Ultimately, there is no doubt that the ABC test will be a more difficult standard to meet than the previously applied Borello test. But it remains to be seen how the lower courts and state agencies will interpret and apply the ABC test to various industries. Additionally, because Dynamex is limited to the context of wage orders (or California Labor Code protections that are addressed in wage orders), it is unclear if or how it will impact other employment contexts, such as workers’ compensation or Labor Code protections not addressed in wage orders. For example, the California Supreme Court specifically did not address the drivers’ claims for reimbursement for business expenses under Labor Code section 2802, which is not governed by a wage order.
Another unanswered question is whether the Dynamex decision will apply retroactively to claims predating the April 30, 2018, ruling. Amicus requests were filed, asking the California Supreme Court to clarify that the test adopted in Dynamex be prospective only. On June 20, the Supreme Court denied the requests for rehearing and requests for modification.
Employers should remember that if a worker is determined to be an employee but has been misclassified as an independent contractor, claims for wage and hour violations — including under the Private Attorneys General Act (PAGA) — can be made, resulting in costly litigation.

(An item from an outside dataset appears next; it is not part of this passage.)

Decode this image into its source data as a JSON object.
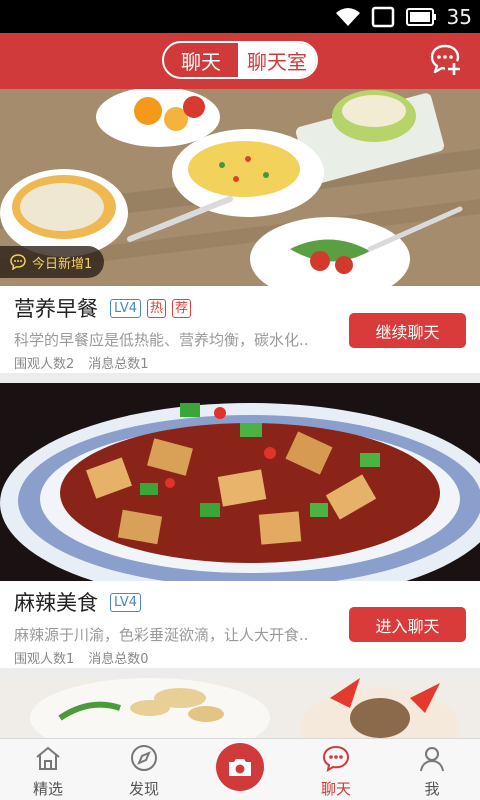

Companies that use independent contractors should consult with legal counsel, and carefully review and analyze their independent contractor relationships to make sure they comply with the ABC test. If an independent contractor’s services are not clearly outside the scope of your business operations, you should carefully consider whether those workers should be reclassified as employees.Avoid any temptation to reclassify a worker from employee to independent contractor (which is what the defendant in Dynamex did). This practice is now even riskier in light of the newly adopted ABC test.When contracting with vendors, make sure your vendor is using employees or independent contractors that can meet all ABC test requirements.